"""

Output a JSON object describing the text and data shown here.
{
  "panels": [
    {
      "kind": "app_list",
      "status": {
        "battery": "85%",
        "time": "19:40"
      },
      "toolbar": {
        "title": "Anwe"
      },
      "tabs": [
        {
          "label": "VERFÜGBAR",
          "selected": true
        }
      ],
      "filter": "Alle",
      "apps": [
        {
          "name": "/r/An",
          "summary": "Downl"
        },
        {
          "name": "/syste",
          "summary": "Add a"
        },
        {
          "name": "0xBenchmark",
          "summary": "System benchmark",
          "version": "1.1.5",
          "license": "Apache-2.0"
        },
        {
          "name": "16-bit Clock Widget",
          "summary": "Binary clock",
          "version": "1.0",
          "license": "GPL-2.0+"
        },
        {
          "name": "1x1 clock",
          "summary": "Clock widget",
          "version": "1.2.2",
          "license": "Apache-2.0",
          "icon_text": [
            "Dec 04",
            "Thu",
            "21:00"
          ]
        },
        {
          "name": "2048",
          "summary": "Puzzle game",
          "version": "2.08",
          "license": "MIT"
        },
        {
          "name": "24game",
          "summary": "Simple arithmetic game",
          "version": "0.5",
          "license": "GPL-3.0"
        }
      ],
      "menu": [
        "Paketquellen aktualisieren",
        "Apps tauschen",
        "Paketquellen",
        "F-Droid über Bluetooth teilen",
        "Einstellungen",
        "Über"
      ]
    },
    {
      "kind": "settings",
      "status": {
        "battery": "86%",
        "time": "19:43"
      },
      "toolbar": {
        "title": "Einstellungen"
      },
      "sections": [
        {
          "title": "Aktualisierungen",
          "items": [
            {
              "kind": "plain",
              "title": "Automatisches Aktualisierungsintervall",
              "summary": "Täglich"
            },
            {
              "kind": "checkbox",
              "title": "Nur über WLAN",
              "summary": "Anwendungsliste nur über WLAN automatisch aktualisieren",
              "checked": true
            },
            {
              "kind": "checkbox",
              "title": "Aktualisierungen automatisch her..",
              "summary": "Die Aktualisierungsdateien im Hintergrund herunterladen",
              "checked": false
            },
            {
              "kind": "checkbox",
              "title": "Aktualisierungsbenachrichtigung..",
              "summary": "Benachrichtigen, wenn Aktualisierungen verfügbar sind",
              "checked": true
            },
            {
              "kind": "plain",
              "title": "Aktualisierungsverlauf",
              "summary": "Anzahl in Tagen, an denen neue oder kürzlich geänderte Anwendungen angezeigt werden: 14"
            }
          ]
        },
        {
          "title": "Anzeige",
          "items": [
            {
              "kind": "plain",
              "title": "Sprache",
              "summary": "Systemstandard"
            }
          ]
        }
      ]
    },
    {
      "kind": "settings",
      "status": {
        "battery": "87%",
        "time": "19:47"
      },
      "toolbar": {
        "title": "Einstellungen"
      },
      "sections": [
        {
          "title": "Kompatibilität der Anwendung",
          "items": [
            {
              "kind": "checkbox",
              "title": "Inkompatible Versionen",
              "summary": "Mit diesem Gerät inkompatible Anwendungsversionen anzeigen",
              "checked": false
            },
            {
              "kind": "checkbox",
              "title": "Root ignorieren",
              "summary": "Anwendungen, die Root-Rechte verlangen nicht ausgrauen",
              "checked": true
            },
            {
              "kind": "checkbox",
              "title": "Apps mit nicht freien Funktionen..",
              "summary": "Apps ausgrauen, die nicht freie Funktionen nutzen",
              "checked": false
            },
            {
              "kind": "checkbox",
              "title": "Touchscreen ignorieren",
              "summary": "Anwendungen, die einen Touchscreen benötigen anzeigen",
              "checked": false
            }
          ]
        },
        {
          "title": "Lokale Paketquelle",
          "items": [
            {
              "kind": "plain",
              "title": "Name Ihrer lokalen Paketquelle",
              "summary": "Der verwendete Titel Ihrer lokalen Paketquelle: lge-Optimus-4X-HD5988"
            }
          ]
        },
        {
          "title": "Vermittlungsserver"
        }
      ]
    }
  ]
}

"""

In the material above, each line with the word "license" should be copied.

          "license": "Apache-2.0"
          "license": "GPL-2.0+"
          "license": "Apache-2.0",
          "license": "MIT"
          "license": "GPL-3.0"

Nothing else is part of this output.